David Brooks column on the Conservative Intellectual Crisis brings to mind two encounters with William F. Buckley, Jr. that suggest he engaged in dialogue with most anyone.
Somewhere in the American Baptist communications archives are two letters from Buckley, one-line comments typed on plain bond paper.
The first was in response to my first boss, the Rev. Dr. Frank A. Sharp, director of American Baptist News Service, who wrote a weekly column on religion and culture for the local paper. Frank, a liberal in theology and politics, wrote to Buckley in 1974 to announce he was going to send copies of the column. Buckley replied, “Thank you, Doctor, but you really needn’t bother.”
Years later, I sent Buckley a copy of my editorial in The American Baptist magazine which took issue with Buckley on some topic I have long forgotten. He replied, “Thank you, Mr. Jenks, it seems the differences between us are quite comprehensive.”
The exchanges were succinct but polite and showed Bill Buckley’s willingness to expose himself to any idea that crossed his desk, however briefly.

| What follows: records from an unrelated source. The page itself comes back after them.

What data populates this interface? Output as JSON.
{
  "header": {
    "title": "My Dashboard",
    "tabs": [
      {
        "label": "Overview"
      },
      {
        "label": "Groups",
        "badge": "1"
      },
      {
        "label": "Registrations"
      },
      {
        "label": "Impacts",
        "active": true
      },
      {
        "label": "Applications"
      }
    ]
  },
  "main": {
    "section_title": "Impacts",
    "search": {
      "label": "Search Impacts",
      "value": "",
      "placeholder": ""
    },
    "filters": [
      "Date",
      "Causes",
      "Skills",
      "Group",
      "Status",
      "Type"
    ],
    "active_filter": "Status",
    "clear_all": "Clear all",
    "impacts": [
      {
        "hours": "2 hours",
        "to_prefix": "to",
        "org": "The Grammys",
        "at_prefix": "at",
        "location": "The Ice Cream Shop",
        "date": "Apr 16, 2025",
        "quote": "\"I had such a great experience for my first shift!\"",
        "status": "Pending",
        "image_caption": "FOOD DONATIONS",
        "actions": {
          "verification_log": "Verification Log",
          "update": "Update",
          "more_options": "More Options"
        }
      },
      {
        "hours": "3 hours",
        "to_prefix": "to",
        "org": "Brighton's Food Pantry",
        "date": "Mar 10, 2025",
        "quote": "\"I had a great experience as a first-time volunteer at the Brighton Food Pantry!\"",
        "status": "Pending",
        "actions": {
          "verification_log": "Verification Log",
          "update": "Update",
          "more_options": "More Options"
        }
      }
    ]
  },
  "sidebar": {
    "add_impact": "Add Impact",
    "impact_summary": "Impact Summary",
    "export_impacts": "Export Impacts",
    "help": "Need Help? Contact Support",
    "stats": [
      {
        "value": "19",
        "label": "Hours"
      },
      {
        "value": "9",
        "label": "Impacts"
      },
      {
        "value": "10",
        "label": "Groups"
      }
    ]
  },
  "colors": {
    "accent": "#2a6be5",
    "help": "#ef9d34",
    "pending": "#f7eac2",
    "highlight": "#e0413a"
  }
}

David Brooks is right. That kind of interaction is sorely missed today. I hope the rational conservative spirit of a bygone era will soundly reject the Trump take-over of the GOP and restore sanity and civility to our political dialogue.